Thomas, a resourceful child, is left alone with his fragile grandfather on Christmas Eve. When a killer dressed as Santa Claus breaks into their home, Thomas does whatever it takes to defend his home and grandfather.
Also known as Deadly Games.
Dial Code Santa Claus contains examples of:
- Adults Are Useless: Up until the end when Thomas nearly blind grandfather finishes off the already weakened Santa with a gun, Thomas has to completely fend for himself against the intruder.
- The Ahnold: Thomas loves American action movies and idolizes their muscle-bound stars, and even stages play sessions heavily inspired by them.
- Alas, Poor Villain: Near the end, Thomas tearfully asks Santa why he's doing all this. The Santa appears sad and confused, as if even he doesn't know.
- Bad Santa: A deranged killer dressed as Santa stalks Thomas and his grandfather.
- Berserk Button: The Santa is very kind (if not a bit creepy) to a little girl on his lap at the mall until she tells him she doesn't like his face and calls him a fake. Then he slaps her.
- Big Fancy House: Thomas and his family live in a large hi-tech mansion that is easy to get lost in.
- Bittersweet Ending: Thomas and his grandfather are alive but Thomas dog has been killed and Thomas is clearly traumatized.
- Child Prodigy: Thomas has built most of the traps and surveillance devices of his house by himself.
- Children Are Innocent: Thomas still believes in Santa when his friends have stopped.
- Evil Is Petty: The main reason why the Santa pursues Thomas is because Thomas mother fired him from his job as a Mall Santa (after striking a child).

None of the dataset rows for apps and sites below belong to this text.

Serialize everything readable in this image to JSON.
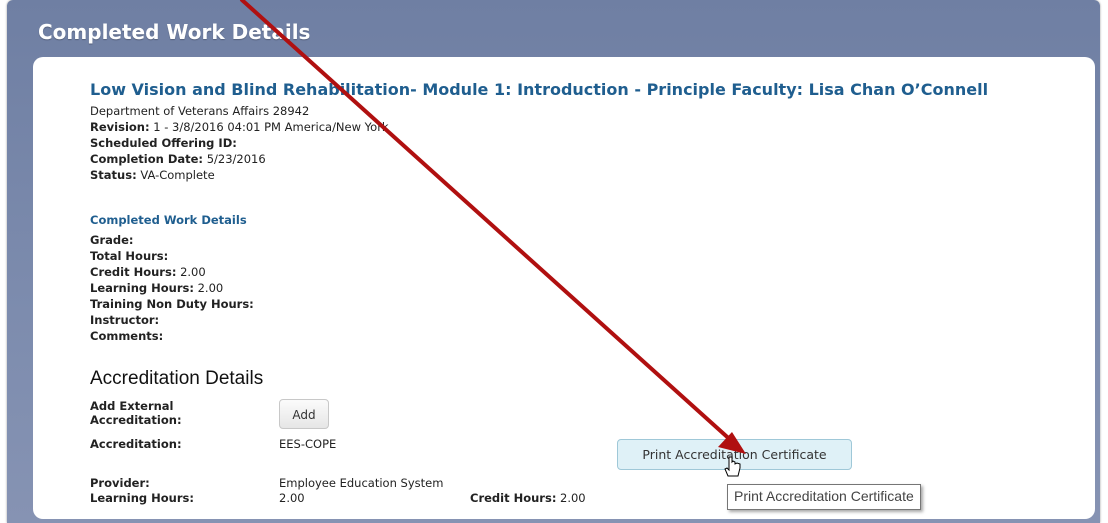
{
  "panel": {
    "title": "Completed Work Details"
  },
  "course": {
    "title": "Low Vision and Blind Rehabilitation- Module 1: Introduction - Principle Faculty: Lisa Chan O’Connell",
    "department": "Department of Veterans Affairs 28942",
    "revision_label": "Revision:",
    "revision_value": "1 - 3/8/2016 04:01 PM America/New York",
    "scheduled_offering_label": "Scheduled Offering ID:",
    "completion_date_label": "Completion Date:",
    "completion_date_value": "5/23/2016",
    "status_label": "Status:",
    "status_value": "VA-Complete"
  },
  "work_details": {
    "heading": "Completed Work Details",
    "grade_label": "Grade:",
    "total_hours_label": "Total Hours:",
    "credit_hours_label": "Credit Hours:",
    "credit_hours_value": "2.00",
    "learning_hours_label": "Learning Hours:",
    "learning_hours_value": "2.00",
    "training_non_duty_label": "Training Non Duty Hours:",
    "instructor_label": "Instructor:",
    "comments_label": "Comments:"
  },
  "accreditation": {
    "heading": "Accreditation Details",
    "add_external_label": "Add External Accreditation:",
    "add_button": "Add",
    "accreditation_label": "Accreditation:",
    "accreditation_value": "EES-COPE",
    "print_button": "Print Accreditation Certificate",
    "provider_label": "Provider:",
    "provider_value": "Employee Education System",
    "learning_hours_label": "Learning Hours:",
    "learning_hours_value": "2.00",
    "credit_hours_label": "Credit Hours:",
    "credit_hours_value": "2.00"
  },
  "tooltip": {
    "text": "Print Accreditation Certificate"
  },
  "annotation": {
    "arrow_color": "#b01010"
  }
}
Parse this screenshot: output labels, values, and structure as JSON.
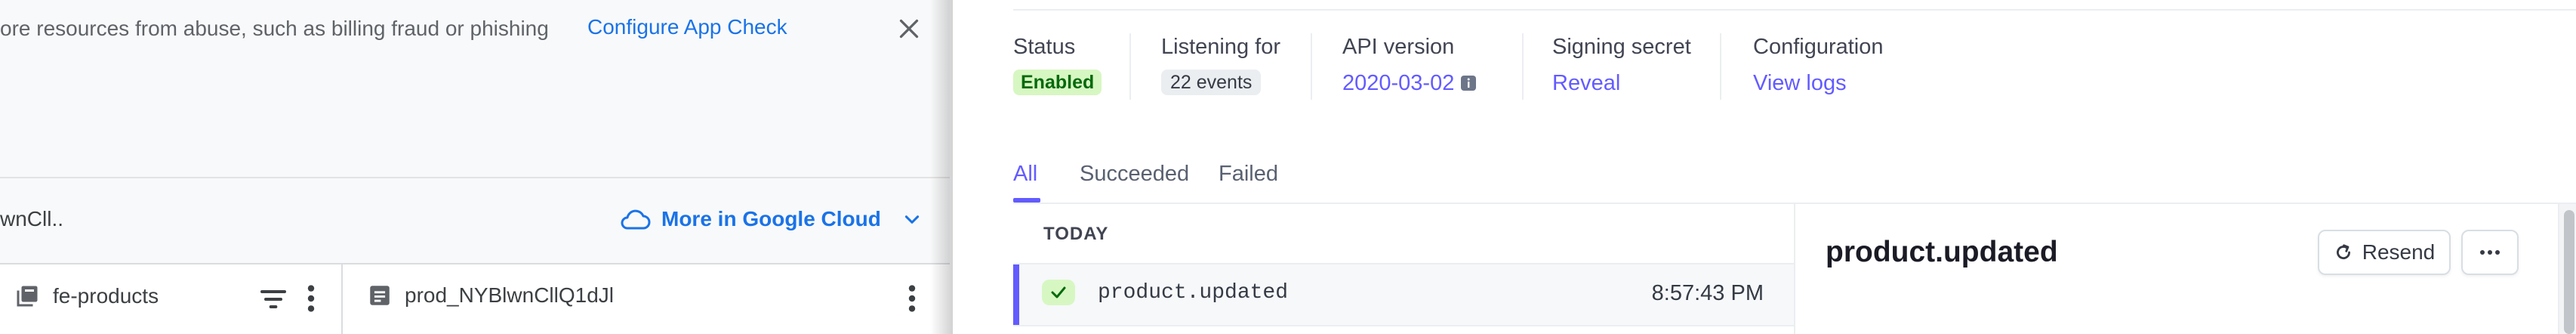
{
  "left_pane": {
    "banner": {
      "text": "ore resources from abuse, such as billing fraud or phishing",
      "link": "Configure App Check"
    },
    "path_row": {
      "text": "wnCll..",
      "google_cloud_link": "More in Google Cloud"
    },
    "columns": {
      "collection_name": "fe-products",
      "document_id": "prod_NYBlwnCllQ1dJl"
    }
  },
  "right_pane": {
    "meta": {
      "status_label": "Status",
      "status_value": "Enabled",
      "listening_label": "Listening for",
      "listening_value": "22 events",
      "api_label": "API version",
      "api_value": "2020-03-02",
      "secret_label": "Signing secret",
      "secret_value": "Reveal",
      "config_label": "Configuration",
      "config_value": "View logs"
    },
    "tabs": [
      {
        "label": "All",
        "active": true
      },
      {
        "label": "Succeeded",
        "active": false
      },
      {
        "label": "Failed",
        "active": false
      }
    ],
    "events": {
      "group_label": "TODAY",
      "rows": [
        {
          "event": "product.updated",
          "time": "8:57:43 PM",
          "status": "succeeded"
        }
      ]
    },
    "detail": {
      "title": "product.updated",
      "resend_label": "Resend"
    }
  },
  "colors": {
    "stripe_accent": "#635bff",
    "google_blue": "#1a73e8",
    "success_bg": "#d7f7c2",
    "success_fg": "#05690d"
  }
}
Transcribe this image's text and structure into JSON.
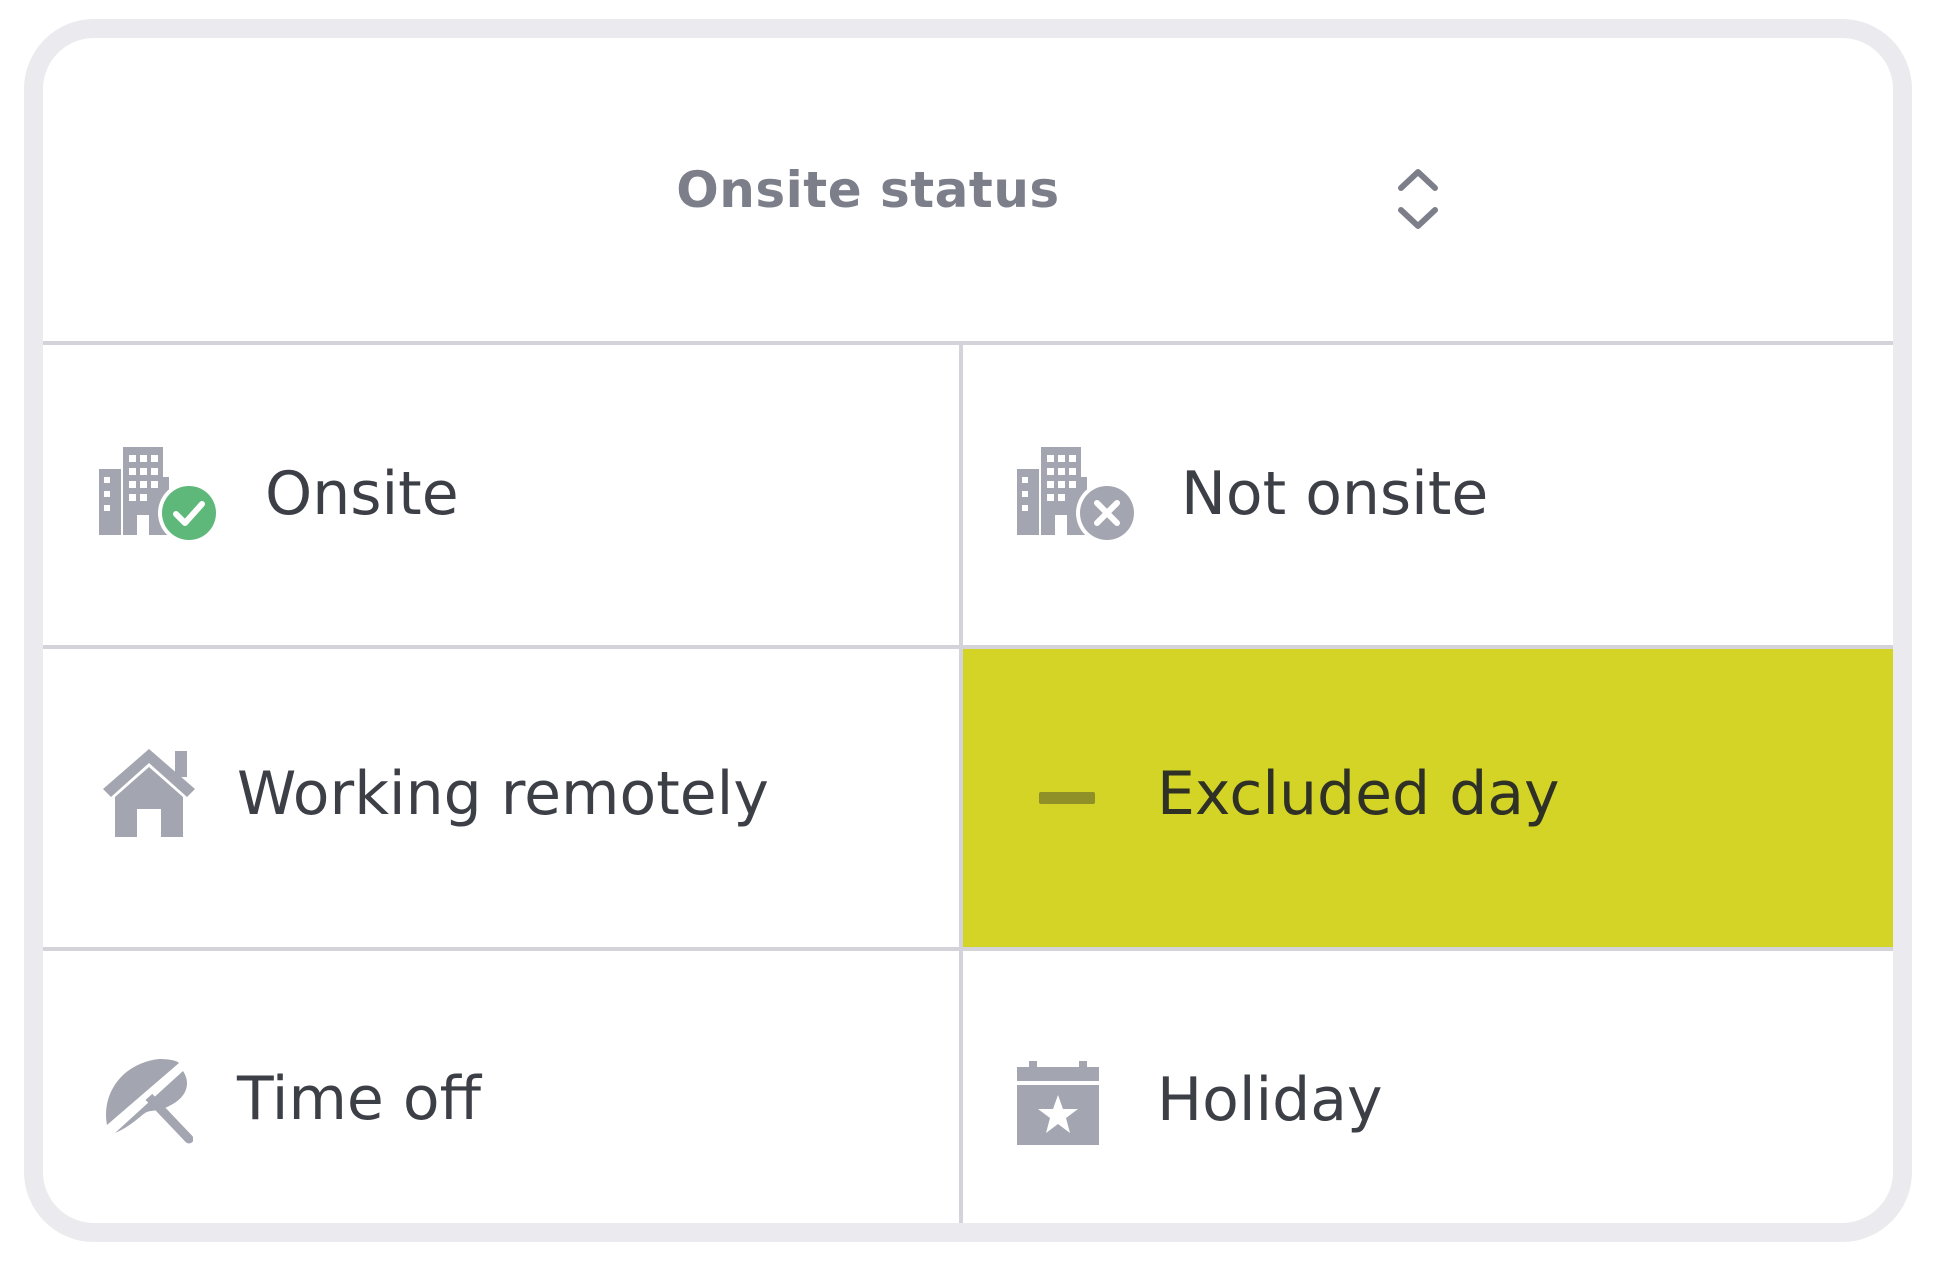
{
  "header": {
    "title": "Onsite status",
    "sort_icon": "chevron-up-down-icon"
  },
  "options": [
    {
      "label": "Onsite",
      "icon": "building-check-icon",
      "badge_color": "#5db87a"
    },
    {
      "label": "Not onsite",
      "icon": "building-x-icon",
      "badge_color": "#a3a6b0"
    },
    {
      "label": "Working remotely",
      "icon": "home-icon"
    },
    {
      "label": "Excluded day",
      "icon": "minus-icon",
      "selected": true,
      "highlight_color": "#d3d425"
    },
    {
      "label": "Time off",
      "icon": "umbrella-icon"
    },
    {
      "label": "Holiday",
      "icon": "calendar-star-icon"
    }
  ],
  "colors": {
    "icon_gray": "#a3a6b0",
    "border": "#d3d3d9",
    "card_outline": "#ebebef"
  }
}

- "Home Alone" Antics: A very Darker and Edgier version thereof, in which both Thomas and the Santa are outright trying to kill each other by the end. The film allegedly inspired the trope namer to the point that René Manzor threatened to sue.
- Implacable Man: The Santa is unstoppable in his pursuit of Thomas and his grandfather even after being burned and shot at it with various projectiles and explosives.
- Lock-and-Load Montage: Played for Laughs in the beginning when Thomas does one inspired by Commando. A scrawny adolescent boy trying to look like Arnold Schwarzenegger is about as comical as it sounds. He later has to do a real one after the Santa starts attacking him.
- Lonely Rich Kid: Thomas' main source of companionship is his massive collection of expensive toys, which it's strongly implied is the main reason he has any friends.
- Kick the Dog: The first thing the Santa does after climbing down the chimney is kill Thomas' dog.
- Mall Santa: The Santa is this before being fired after slapping a child.
- Psychopathic Manchild: The Santa at various points acts like he is just playing a game with Thomas; at one point when he captures Thomas he decides to let him go to play 'hide and seek'.
- Social Media Is Bad: In The '80s! The Santa finds Thomas' house through a Minitel chat room when Thomas tells him that his mother is the manager of a department store, which turns out to be enough information for the Santa to trace his location.
- The Unreveal: Who the Santa is or where he comes from is never revealed. (The back of the recent Blu-ray release says he has escaped from an insane asylum, but this is never stated in the film.)
- Would Harm A Child: The Santa stalks and tries to kill an eleven-year-old boy throughout the film.